Bigger Love is the second book in the Big Love series, but can easily be enjoyed on its own. It features a young adult romance, while the first one, Big Love, was adult. I adored both books and highly recommend them. I’m honestly afraid to say too much about Bigger Love because the things I loved about it might be spoiler-ish.
Truman Reid is an out-and-proud high school senior in tiny Summitville, Ohio, just across the river from West Virginia. He’s grown up a lot since his freshman year when his frustration over bullying and a badly broken trust nearly ended his life. With the unflinching love of his mom, Patsy, Truman has grown into a sassy, gender-bending queer, and he stands up for himself now in ways he wouldn’t have before.
The books starts with Truman’s first day of senior year. Patsy, unexpectedly, has a new man-friend and Truman gives her a little ribbing over it. He’s not used to her sharing her time with anyone but him. Truman’s a little unsettled, but this fades when he sees a new student that he finds tremendously attractive, Mike Stewart. As the year goes on, Mike becomes part of the tech crew for the senior musical Truman ends up assistant directing. They are performing “Harvey,” which is a classic about a man who sees and invisible rabbit, and whom the entire cast think is nuts. Turns out that Patsy’s boyfriend is Mike’s father—and sometimes Mike is nice enough to drive Truman home from rehearsals.
It’s not just niceness, though. Mike is attracted to Truman—and a bit inspired by his fearlessness.
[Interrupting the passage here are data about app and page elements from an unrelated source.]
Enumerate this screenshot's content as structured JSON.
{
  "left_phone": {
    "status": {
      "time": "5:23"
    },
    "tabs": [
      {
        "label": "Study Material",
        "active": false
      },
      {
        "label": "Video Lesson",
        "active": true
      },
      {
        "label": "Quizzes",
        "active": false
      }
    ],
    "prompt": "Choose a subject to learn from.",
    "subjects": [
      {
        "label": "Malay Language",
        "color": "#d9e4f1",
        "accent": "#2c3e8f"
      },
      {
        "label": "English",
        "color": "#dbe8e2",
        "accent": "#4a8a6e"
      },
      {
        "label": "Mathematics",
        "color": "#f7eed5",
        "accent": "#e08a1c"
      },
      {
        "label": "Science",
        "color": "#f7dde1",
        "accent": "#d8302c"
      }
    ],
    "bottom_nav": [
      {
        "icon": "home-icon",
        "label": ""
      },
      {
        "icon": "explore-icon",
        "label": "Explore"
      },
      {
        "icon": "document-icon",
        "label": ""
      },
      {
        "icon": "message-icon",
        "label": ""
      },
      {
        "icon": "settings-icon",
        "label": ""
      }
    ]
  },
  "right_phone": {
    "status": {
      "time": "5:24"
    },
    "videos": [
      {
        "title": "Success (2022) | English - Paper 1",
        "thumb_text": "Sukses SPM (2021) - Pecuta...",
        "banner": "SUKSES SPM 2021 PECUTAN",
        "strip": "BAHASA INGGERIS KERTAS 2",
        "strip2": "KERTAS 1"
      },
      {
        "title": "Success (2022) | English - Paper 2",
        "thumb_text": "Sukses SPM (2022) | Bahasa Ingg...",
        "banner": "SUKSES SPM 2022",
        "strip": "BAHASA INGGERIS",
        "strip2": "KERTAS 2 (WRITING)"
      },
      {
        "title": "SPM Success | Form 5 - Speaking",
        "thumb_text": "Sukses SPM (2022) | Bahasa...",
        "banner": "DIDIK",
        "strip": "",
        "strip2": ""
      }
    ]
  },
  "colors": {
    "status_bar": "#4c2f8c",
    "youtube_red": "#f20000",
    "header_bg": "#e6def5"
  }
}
Not enough to come out, despite already having had a secret boyfriend he left behind when moving to Ohio. Mike’s dad’s not a fan of the gays, though he likes Patsy enough to overlook Truman’s outre personality. Truman thinks they might actually become friends, but Mike—despite being a big brute of a man-child—fears what people might think.
Just as production for the show is gearing up, there’s a problem with one of the leads—and the best replacement is Truman, who knows all the lines and the stage directions inside out. Trouble is, Truman will have to “inhabit” a character that ends up being extremely controversial. So much so that the bigots come out to hate.
We get both Mike’s and Truman’s points-of-view here, so we can see how deeply troubled each of these guys is at different points in the story. Truman dominates the narrative, but Mike’s vignettes help round out the experience. I wanted to dislike Mike, at first, but only because he’s selfish and inadvertently hurts Truman. He does make decisions, however, that support Truman in ways Truman can’t see and doesn’t know about. When the controversy over the play begins to bubble over, we get to see the vulnerability, and fearlessness, of both Mike and Truman. I was overjoyed, honestly, watching this drama play out. There are some bittersweet moments, especially when Truman feels like a cast off, but the pace didn’t let me wallow. Truman is such an exuberant character, it’s tough seeing him shut down in any way.
The climax is magical, with love and support coming from unexpected parties. Mike’s experiences and decisions are pivotal here, and his support gives Truman the boost he needs at what seems to be his darkest moment. Their romance has fits and starts, and problems that stem from Mike’s unwillingness to come out. When he gets past his issues, Mike becomes a partner worthy of Truman, and they both find more happiness than they anticipated. Despite being YA, there’s a bit of sexytimes; both Truman and Mike are 18 and have healthy sexual appetites. Expect a slow burn, though.
A review copy of this book was provided by Dreamspinner Press.